Stocks fell on Friday with shares of Visa weighing on the Dow and Amazon serving as the worst performer in the S&P 500.
First, the scoreboard:
- Dow: 16,960.57, -123.2, (-0.7%)
S&P 500: 1,978.34, -9.6, (-0.5%)
- Nasdaq: 4,449.56, -22.5, (-0.5%)
And now the top stories on Friday:
1. The lone economic data point of the day was durable goods orders, which grew 0.7% in June, more than the 0.5% expected by economists. Nondefense capital goods orders excluding aircraft also jumped 1.4%, better than the 0.5% that was expected. However this metric in May was revised to -1.2% from an earlier report of 0.7% growth. Following the report, Millan Mulraine at TD Securities said, “The underlying tone of this report was disappointing.”
2. After last night’s reported earnings showed a wider than expected quarterly loss, Amazon shares took a beating, falling 10%. Amazon was the worst performer in the S&P 500 on Friday. The online retailer also said that next quarter it could take a huge loss of $US410 to $US810 million, more than the $US10 million that analysts were expecting.
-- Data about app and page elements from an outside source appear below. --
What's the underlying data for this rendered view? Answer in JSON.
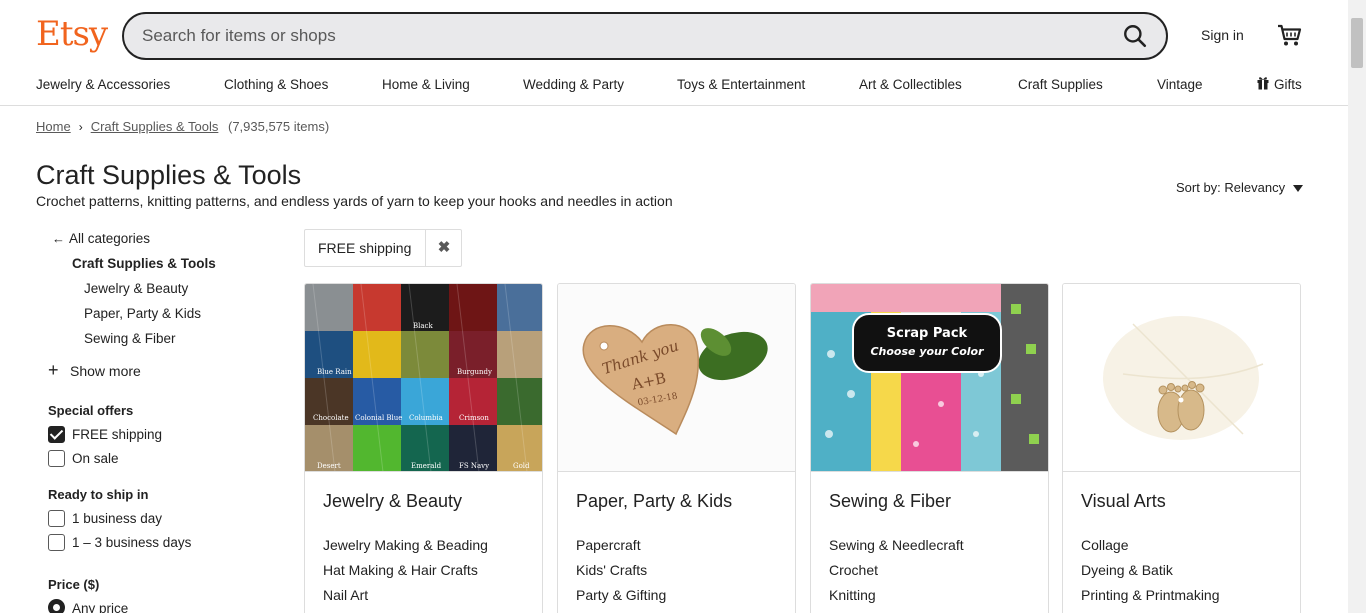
{
  "header": {
    "logo": "Etsy",
    "search_placeholder": "Search for items or shops",
    "sign_in": "Sign in"
  },
  "nav": [
    "Jewelry & Accessories",
    "Clothing & Shoes",
    "Home & Living",
    "Wedding & Party",
    "Toys & Entertainment",
    "Art & Collectibles",
    "Craft Supplies",
    "Vintage",
    "Gifts"
  ],
  "breadcrumb": {
    "home": "Home",
    "current": "Craft Supplies & Tools",
    "count": "(7,935,575 items)"
  },
  "page": {
    "title": "Craft Supplies & Tools",
    "subtitle": "Crochet patterns, knitting patterns, and endless yards of yarn to keep your hooks and needles in action",
    "sort": "Sort by: Relevancy"
  },
  "sidebar": {
    "all_categories": "All categories",
    "current_category": "Craft Supplies & Tools",
    "subcategories": [
      "Jewelry & Beauty",
      "Paper, Party & Kids",
      "Sewing & Fiber"
    ],
    "show_more": "Show more",
    "special_offers": {
      "heading": "Special offers",
      "options": [
        {
          "label": "FREE shipping",
          "checked": true
        },
        {
          "label": "On sale",
          "checked": false
        }
      ]
    },
    "ready_to_ship": {
      "heading": "Ready to ship in",
      "options": [
        {
          "label": "1 business day",
          "checked": false
        },
        {
          "label": "1 – 3 business days",
          "checked": false
        }
      ]
    },
    "price": {
      "heading": "Price ($)",
      "selected": "Any price"
    }
  },
  "filter_chip": {
    "label": "FREE shipping"
  },
  "cards": [
    {
      "title": "Jewelry & Beauty",
      "links": [
        "Jewelry Making & Beading",
        "Hat Making & Hair Crafts",
        "Nail Art"
      ],
      "image_labels": [
        "Black",
        "Blue Rain",
        "Burgundy",
        "Chocolate",
        "Colonial Blue",
        "Columbia",
        "Crimson",
        "Desert",
        "Emerald",
        "FS Navy",
        "Gold"
      ]
    },
    {
      "title": "Paper, Party & Kids",
      "links": [
        "Papercraft",
        "Kids' Crafts",
        "Party & Gifting"
      ],
      "image_text": {
        "line1": "Thank you",
        "line2": "A+B",
        "line3": "03-12-18"
      }
    },
    {
      "title": "Sewing & Fiber",
      "links": [
        "Sewing & Needlecraft",
        "Crochet",
        "Knitting"
      ],
      "image_text": {
        "line1": "Scrap Pack",
        "line2": "Choose your Color"
      }
    },
    {
      "title": "Visual Arts",
      "links": [
        "Collage",
        "Dyeing & Batik",
        "Printing & Printmaking"
      ]
    }
  ],
  "colors": {
    "brand": "#F1641E",
    "text": "#222222",
    "border": "#dddddd",
    "search_bg": "#e9e9eb"
  }
}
3. Visa shares were the worst performer in the Dow, falling nearly 4% after last night reporting better than expected results but giving a full year revenue outlook that was disappointing. Because of the Dow’s weighting formula, each 1-point decline in a Dow member takes 6.42 points off the index, so Visa’s roughly 8-point decline took about 51 points off the blue-chip index.
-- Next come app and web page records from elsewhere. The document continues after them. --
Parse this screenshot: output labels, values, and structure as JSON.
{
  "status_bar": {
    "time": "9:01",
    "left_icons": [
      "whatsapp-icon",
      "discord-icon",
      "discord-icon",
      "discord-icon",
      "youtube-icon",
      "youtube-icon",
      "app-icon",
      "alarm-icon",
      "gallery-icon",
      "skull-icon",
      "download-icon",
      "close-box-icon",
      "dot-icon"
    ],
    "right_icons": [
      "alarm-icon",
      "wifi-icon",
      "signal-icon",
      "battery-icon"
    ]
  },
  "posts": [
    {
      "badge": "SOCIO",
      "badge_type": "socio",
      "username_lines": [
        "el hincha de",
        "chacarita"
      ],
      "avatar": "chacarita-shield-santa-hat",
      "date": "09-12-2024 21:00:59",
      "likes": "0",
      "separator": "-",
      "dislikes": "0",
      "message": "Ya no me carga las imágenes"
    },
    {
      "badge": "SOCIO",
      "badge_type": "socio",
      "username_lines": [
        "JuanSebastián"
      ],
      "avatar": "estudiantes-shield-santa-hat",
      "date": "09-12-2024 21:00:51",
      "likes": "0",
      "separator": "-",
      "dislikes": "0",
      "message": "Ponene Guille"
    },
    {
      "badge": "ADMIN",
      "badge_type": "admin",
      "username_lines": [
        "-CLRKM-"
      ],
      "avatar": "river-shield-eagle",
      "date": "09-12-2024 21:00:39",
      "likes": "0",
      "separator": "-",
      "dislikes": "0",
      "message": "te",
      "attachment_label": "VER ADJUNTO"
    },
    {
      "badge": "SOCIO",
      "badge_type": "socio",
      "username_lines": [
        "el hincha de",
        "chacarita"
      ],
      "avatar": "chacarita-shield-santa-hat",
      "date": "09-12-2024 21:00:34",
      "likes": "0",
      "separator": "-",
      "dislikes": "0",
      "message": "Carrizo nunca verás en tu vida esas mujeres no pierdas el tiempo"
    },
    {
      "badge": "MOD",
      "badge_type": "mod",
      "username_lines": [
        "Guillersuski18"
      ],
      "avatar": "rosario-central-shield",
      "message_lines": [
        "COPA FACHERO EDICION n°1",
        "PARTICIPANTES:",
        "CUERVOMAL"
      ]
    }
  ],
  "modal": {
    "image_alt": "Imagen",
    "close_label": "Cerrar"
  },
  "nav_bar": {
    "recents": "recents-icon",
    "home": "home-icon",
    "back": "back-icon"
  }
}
4. CYNK Technology, the social-media company that has one employee, no reported revenue, no assets, and rose more than 25,000% in about three weeks, resumed trading Friday after a two-week halt by the SEC was lifted. It was an ugly day for the stock. CYNK opened down more than 86% and, after briefly rising to about $US5 per share, the stock closed down 85% at $US2.10 per share.
5. An under-the-radar earnings report out of trucking company Swift Transportation provided a curious bit of economic commentary. Swift said that it is battling “the challenging driver market.” In short, the company can’t get enough people to drive its trucks. The company said it sees “cost headwinds” into the second half of the year as it signaled it would need to pay more drivers to either retain current drivers or recruit new ones. Business Insider’s Rob Wile also noted that the American Trucking Associated has previously warned the country is short 30,000 drivers, with that gap potentially climbing to 200,000 in the next decade.
6. Last night, President Obama sat down with CNBC’s Steven Liesman for an interview, and among the topics discussed was “tax inversions,” or mergers in which U.S. companies acquire foreign companies and shift their tax base to enjoy lower rates. Obama said that companies changing their mailing address to enjoy lower tax rates are “gaming the system” and “not doing right by the country — and the American people.” Following Obama’s comments, outspoken entrepreneur Mark Cuban took to Twitter, saying, “If I own stock in your company and you move offshore for tax reasons I’m selling your stock.” Cuban also said that if a company is no longer paying taxes, citizens end up making up the difference in other ways.